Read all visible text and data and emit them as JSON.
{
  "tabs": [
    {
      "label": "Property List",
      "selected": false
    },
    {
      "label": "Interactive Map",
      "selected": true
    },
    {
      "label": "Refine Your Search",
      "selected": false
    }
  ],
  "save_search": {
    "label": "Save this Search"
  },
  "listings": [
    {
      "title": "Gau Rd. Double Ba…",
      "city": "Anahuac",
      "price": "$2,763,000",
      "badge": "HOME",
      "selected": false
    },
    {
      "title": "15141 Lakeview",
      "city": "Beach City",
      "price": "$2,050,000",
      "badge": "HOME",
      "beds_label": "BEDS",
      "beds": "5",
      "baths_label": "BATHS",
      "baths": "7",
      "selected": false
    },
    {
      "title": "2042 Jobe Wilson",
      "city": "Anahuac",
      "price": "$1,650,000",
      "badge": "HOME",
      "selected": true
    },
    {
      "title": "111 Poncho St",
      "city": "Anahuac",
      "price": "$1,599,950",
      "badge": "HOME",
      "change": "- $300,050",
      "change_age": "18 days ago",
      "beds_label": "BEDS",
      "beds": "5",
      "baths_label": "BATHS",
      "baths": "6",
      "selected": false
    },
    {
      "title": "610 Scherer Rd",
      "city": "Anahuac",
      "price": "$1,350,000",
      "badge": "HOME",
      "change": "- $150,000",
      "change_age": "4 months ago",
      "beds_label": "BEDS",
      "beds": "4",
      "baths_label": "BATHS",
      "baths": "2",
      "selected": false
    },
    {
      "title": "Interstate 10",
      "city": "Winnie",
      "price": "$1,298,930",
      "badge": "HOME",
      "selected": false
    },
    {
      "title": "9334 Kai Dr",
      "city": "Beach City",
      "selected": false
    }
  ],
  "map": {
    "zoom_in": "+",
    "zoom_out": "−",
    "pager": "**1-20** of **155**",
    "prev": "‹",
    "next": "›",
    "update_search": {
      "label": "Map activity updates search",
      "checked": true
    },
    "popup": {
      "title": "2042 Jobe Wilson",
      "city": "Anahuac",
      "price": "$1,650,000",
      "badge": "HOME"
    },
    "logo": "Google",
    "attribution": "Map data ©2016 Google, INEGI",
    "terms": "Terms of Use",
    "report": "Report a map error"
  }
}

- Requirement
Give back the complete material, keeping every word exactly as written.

- Response
Read all visible text and data and emit them as JSON.
{
  "tabs": [
    {
      "label": "Property List",
      "selected": false
    },
    {
      "label": "Interactive Map",
      "selected": true
    },
    {
      "label": "Refine Your Search",
      "selected": false
    }
  ],
  "save_search": {
    "label": "Save this Search"
  },
  "listings": [
    {
      "title": "Gau Rd. Double Ba…",
      "city": "Anahuac",
      "price": "$2,763,000",
      "badge": "HOME",
      "selected": false
    },
    {
      "title": "15141 Lakeview",
      "city": "Beach City",
      "price": "$2,050,000",
      "badge": "HOME",
      "beds_label": "BEDS",
      "beds": "5",
      "baths_label": "BATHS",
      "baths": "7",
      "selected": false
    },
    {
      "title": "2042 Jobe Wilson",
      "city": "Anahuac",
      "price": "$1,650,000",
      "badge": "HOME",
      "selected": true
    },
    {
      "title": "111 Poncho St",
      "city": "Anahuac",
      "price": "$1,599,950",
      "badge": "HOME",
      "change": "- $300,050",
      "change_age": "18 days ago",
      "beds_label": "BEDS",
      "beds": "5",
      "baths_label": "BATHS",
      "baths": "6",
      "selected": false
    },
    {
      "title": "610 Scherer Rd",
      "city": "Anahuac",
      "price": "$1,350,000",
      "badge": "HOME",
      "change": "- $150,000",
      "change_age": "4 months ago",
      "beds_label": "BEDS",
      "beds": "4",
      "baths_label": "BATHS",
      "baths": "2",
      "selected": false
    },
    {
      "title": "Interstate 10",
      "city": "Winnie",
      "price": "$1,298,930",
      "badge": "HOME",
      "selected": false
    },
    {
      "title": "9334 Kai Dr",
      "city": "Beach City",
      "selected": false
    }
  ],
  "map": {
    "zoom_in": "+",
    "zoom_out": "−",
    "pager": "**1-20** of **155**",
    "prev": "‹",
    "next": "›",
    "update_search": {
      "label": "Map activity updates search",
      "checked": true
    },
    "popup": {
      "title": "2042 Jobe Wilson",
      "city": "Anahuac",
      "price": "$1,650,000",
      "badge": "HOME"
    },
    "logo": "Google",
    "attribution": "Map data ©2016 Google, INEGI",
    "terms": "Terms of Use",
    "report": "Report a map error"
  }
}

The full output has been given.